Why I vote every election day

Credit: Fredex8/

My 92-year-old mother received her absentee ballot in the mail last week, and proudly voted in the upcoming election. She has cast her ballot in 18 different Presidential elections (she first voted for a President way back in 1952), and this was her 71st consecutive year in which she has exercised her right to vote.

As you can tell, she takes this privilege very seriously. In fact, a couple of years ago, she was determined to vote in the New York State Primary, even though she was recovering from the effects of the coronavirus that had landed her in the hospital for a few days just weeks before. She called a cab, and made it to the polling booth right before closing time.

I mention this not to laud my mother’s determination or to sing her praises as a patriotic American – although she certainly deserves those accolades. It’s rather to lament the fact that the right to vote seems to carry less and less importance to many of the members of the Orthodox community of which I am a part, especially among those in the younger demographic.

I’ve heard from several people that because we live in the tri-state area (NY, NJ, and CT), our vote is meaningless because the Democrats will certainly carry those states anyway, regardless of who we vote for. I’ve heard from others that they often choose not to vote in an election because they dislike both candidates and don’t want to cast a vote for either of the choices. And then there are still others who simply don’t think it’s all that important to vote, and would rather not waste their time on the process.

What a shame!

First of all, even if you are of the opinion that your vote for a President doesn’t matter, there are local elections, which have a major impact on our day-to-day lives. There have been cases where a local election can be decided by less than 100 votes, and your vote can sometimes make a significant difference.

Second, politicians listen to those who vote regularly. When you communicate your views to a politician, their staff will often check your voting record (they cannot see who you voted for, but they can definitely see if you voted). They are much more likely to take your comments more seriously if you have voted regularly than if you didn’t.

Finally, a strong voter turnout in our Orthodox community helps build our reputation as a politically active force – and a group that should be listened to.

I distinctly remember the first Presidential election in which I voted. It was in 1976 (Jimmy Carter ran against Gerald Ford). The law had recently changed to allow people as young as 18 years old to vote.

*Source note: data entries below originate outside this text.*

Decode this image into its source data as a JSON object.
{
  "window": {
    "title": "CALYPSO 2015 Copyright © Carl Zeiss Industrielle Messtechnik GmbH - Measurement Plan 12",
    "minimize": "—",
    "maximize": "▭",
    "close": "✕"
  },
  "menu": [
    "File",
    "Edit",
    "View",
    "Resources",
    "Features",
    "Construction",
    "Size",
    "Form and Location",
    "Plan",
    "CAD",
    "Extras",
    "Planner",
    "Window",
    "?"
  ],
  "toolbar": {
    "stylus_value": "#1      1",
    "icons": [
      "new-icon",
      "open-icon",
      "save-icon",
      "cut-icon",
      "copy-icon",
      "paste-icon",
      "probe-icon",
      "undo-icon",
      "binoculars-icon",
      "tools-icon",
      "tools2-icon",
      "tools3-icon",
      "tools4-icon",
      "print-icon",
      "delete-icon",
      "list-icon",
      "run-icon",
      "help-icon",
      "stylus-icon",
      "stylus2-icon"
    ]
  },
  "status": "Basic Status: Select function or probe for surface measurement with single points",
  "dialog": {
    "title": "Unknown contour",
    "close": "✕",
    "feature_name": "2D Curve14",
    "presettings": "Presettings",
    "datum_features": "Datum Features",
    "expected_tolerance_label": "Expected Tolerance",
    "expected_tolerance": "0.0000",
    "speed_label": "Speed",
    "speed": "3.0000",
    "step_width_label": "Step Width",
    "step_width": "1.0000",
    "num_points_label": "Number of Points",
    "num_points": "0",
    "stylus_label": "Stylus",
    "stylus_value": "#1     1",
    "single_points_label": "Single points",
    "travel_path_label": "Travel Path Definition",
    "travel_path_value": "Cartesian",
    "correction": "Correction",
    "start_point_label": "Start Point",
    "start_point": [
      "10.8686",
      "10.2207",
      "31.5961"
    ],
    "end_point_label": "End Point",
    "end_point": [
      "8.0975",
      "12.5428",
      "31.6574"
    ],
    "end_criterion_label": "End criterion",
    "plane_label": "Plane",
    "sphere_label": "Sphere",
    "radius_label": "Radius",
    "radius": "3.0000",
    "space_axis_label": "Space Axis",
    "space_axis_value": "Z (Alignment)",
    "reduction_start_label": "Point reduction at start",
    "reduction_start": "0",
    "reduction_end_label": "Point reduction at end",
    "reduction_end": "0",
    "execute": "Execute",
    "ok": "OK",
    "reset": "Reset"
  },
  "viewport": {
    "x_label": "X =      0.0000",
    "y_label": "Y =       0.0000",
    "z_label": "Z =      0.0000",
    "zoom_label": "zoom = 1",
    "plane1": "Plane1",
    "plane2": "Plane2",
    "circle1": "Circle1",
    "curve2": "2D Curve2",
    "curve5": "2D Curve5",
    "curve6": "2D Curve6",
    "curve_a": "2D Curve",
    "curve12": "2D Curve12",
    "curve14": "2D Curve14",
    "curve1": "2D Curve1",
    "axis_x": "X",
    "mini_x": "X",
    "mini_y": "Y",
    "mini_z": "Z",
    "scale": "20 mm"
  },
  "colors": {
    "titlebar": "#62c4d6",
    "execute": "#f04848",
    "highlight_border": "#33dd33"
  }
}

I was in college at the time, followed the election closely, and proudly pulled the lever in the voting booth to exercise my right as a United States citizen on Election Day. The idea of passing up this privilege – which many individuals do routinely these days — was something completely foreign to me. Of course I was going to vote!

Since then I make it a point to vote on Election Day.

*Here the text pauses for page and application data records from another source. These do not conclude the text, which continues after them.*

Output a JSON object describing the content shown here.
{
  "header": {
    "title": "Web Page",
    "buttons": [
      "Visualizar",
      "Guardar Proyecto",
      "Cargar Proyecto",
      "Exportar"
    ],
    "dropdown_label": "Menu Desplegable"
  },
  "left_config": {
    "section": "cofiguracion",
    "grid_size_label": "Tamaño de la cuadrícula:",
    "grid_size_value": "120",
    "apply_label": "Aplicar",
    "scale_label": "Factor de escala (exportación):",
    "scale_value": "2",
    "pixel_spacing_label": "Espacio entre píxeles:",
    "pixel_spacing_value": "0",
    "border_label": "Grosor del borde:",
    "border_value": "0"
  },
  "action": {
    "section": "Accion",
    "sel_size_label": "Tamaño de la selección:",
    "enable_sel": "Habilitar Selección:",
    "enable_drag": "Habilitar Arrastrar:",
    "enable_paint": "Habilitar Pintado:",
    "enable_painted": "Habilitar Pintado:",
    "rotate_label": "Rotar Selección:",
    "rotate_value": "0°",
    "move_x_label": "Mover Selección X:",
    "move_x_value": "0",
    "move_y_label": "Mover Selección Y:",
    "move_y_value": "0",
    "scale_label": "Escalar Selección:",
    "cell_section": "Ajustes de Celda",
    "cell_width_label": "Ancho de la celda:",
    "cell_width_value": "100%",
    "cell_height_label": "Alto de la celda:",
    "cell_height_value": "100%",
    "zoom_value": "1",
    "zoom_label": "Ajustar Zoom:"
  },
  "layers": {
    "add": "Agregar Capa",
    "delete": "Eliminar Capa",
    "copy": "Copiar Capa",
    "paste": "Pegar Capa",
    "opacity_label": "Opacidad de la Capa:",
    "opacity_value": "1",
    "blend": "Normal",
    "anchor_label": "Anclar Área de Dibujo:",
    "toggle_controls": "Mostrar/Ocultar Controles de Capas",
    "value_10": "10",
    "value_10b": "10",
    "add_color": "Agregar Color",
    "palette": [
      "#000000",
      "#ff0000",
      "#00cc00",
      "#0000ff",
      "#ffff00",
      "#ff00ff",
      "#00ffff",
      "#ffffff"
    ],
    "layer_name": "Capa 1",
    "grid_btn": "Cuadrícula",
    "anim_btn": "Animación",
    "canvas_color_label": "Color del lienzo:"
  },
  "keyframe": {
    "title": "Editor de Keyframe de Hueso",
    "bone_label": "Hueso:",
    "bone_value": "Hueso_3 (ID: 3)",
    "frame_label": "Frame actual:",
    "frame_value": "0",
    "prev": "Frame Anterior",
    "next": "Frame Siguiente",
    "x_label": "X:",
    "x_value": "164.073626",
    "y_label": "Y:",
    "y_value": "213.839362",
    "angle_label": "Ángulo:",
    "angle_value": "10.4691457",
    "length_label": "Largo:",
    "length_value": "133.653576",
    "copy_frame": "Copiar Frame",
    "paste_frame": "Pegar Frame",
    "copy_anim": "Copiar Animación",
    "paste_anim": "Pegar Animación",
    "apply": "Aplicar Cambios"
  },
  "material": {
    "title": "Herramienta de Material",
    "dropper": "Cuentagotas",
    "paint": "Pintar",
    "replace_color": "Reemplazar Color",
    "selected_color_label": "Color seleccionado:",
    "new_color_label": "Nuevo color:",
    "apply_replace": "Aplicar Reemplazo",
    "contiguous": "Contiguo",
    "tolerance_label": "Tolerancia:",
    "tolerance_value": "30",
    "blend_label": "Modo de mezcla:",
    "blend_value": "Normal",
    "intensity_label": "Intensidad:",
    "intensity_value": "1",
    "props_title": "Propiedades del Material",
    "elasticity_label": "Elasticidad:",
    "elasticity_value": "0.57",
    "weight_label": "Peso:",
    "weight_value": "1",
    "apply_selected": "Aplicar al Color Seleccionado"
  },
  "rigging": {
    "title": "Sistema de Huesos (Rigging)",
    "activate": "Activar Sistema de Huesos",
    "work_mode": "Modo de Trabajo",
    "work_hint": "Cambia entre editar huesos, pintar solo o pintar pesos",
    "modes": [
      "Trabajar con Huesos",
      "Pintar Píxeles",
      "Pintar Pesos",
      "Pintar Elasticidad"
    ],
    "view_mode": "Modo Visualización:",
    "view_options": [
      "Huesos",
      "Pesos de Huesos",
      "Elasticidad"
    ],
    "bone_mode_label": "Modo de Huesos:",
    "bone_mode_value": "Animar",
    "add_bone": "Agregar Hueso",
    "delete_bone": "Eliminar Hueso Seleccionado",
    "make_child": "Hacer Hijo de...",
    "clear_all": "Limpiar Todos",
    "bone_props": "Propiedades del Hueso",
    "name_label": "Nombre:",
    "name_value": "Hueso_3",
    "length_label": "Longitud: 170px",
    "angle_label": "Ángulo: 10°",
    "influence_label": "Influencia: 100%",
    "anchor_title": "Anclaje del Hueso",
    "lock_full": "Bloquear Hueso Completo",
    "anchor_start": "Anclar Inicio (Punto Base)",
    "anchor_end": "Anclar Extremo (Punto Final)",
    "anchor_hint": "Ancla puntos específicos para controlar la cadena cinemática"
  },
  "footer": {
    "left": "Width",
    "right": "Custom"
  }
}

Part of this stems from the importance my parents always placed on voting, and the extreme pride they had as American citizens. My father, who was very patriotic, deeply appreciated the fact that he was able to obtain a first-class education at Stuyvesant High School, CUNY, and Columbia University. My parents always hung an American flag in front of their home on Independence Day, Memorial Day, and other American holidays.

In addition, I think that my commitment to vote each year is related to my religious upbringing. When I was growing up, we better appreciated the religious freedoms we were being given in the United States of America. Today it seems that too many religious Jews take their ability to openly practice their religion for granted. And that’s a terrible attitude to have.

The upcoming midterm elections are extremely important. The political stakes are very high. It behooves us both as loyal citizens of our country and as proud members of the Jewish community to exercise our right to vote.

You may not think your vote matters. However, it matters that you vote.

So … whether you choose to vote this year via mail or in person at the voting booth, don’t pass up the opportunity to participate in one of the hallmarks of our democratic society. Please cast your vote for the candidates of your choice this coming Election Day!

About the Author
Michael Feldstein, who lives in Stamford, CT, is the author of "Meet Me in the Middle," a collection of essays on contemporary Jewish life. His articles and letters have appeared in The Jewish Link, The Jewish Week, The Forward, and The Jewish Press. He can be reached at
Related Topics
Related Posts